_WHAT YOU NEED TO DO_.
When you find the word "label" in a line of the entries, please copy the whole line.

_MATERIAL TO PROCESS_.
◆ ◆ ◆ ◆ ◆

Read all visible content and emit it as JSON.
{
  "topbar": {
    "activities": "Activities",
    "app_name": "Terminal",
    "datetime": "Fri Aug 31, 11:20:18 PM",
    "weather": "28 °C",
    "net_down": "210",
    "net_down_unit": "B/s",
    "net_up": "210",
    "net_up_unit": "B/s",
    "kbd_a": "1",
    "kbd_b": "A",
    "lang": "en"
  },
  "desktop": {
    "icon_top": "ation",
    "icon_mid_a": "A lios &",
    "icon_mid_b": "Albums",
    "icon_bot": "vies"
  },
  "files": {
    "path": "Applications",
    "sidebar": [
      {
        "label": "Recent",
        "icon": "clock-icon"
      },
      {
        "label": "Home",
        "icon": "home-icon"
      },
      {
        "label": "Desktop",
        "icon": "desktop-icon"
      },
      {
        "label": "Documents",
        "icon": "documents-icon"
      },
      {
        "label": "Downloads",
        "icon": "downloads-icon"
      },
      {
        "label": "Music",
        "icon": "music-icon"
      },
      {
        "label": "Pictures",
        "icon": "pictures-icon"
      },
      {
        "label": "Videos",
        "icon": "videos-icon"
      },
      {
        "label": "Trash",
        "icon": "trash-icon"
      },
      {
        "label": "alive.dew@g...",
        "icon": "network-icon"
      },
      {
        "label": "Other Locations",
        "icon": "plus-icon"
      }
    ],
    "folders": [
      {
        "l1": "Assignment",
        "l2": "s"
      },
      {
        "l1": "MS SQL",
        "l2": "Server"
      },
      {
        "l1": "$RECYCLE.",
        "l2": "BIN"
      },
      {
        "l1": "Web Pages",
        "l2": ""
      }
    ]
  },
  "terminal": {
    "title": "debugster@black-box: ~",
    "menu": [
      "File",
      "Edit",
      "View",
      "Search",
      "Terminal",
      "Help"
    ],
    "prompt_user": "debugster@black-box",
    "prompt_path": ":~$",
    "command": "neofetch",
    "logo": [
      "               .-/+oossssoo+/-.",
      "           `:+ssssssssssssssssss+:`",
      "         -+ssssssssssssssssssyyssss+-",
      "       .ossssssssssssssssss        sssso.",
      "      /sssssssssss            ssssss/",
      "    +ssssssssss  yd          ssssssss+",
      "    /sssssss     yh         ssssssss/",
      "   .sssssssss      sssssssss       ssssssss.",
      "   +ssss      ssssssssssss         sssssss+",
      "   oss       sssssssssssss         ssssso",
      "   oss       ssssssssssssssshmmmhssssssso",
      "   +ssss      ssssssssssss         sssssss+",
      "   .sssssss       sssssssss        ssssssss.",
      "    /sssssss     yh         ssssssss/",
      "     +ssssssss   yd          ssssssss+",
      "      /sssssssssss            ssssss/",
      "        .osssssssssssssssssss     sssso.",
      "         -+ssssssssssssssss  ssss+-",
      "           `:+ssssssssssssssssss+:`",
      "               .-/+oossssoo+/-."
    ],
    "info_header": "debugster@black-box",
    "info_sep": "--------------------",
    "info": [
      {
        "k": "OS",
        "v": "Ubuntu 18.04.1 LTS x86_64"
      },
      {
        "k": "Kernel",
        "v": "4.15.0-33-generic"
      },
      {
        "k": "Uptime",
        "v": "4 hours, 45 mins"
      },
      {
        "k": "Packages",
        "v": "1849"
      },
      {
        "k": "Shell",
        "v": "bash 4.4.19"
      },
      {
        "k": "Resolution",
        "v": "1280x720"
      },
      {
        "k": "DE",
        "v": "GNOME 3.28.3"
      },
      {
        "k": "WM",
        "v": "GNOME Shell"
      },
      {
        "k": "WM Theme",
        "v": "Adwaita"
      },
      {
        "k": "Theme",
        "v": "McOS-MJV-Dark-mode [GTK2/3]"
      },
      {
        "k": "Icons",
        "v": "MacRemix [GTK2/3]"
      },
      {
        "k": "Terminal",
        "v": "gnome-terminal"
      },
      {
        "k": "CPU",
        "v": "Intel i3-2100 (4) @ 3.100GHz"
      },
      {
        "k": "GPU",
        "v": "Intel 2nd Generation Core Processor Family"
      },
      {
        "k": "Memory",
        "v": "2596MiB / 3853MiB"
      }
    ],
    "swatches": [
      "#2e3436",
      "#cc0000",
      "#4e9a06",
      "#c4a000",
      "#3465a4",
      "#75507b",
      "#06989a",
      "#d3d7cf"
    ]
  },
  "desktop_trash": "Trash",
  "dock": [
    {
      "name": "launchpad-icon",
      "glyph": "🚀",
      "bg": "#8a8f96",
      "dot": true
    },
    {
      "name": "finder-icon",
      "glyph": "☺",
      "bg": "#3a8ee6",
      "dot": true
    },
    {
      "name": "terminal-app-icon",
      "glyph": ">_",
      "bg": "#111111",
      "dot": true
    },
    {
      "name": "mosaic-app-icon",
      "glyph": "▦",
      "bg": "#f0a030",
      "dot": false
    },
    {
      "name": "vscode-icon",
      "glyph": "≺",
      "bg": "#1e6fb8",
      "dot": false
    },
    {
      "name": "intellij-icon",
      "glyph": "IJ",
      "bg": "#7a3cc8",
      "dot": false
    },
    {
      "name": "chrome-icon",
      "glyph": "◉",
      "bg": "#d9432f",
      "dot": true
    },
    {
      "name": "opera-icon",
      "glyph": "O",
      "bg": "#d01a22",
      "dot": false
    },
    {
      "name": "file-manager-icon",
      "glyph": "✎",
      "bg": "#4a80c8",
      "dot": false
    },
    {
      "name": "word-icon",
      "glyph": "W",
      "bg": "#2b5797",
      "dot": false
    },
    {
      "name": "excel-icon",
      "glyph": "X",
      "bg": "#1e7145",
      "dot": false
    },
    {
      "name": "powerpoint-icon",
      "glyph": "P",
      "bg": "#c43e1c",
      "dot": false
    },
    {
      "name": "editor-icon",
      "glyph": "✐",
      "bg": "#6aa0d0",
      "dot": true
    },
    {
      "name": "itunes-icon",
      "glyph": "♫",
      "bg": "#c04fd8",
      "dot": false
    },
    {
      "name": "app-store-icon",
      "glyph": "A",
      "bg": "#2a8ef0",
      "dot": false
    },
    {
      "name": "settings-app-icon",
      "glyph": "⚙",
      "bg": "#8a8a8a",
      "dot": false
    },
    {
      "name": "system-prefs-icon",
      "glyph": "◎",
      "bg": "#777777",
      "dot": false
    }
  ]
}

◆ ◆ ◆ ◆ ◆

_OUTPUT OF THE TASK_.
        "label": "Recent",
        "label": "Home",
        "label": "Desktop",
        "label": "Documents",
        "label": "Downloads",
        "label": "Music",
        "label": "Pictures",
        "label": "Videos",
        "label": "Trash",
        "label": "alive.dew@g...",
        "label": "Other Locations",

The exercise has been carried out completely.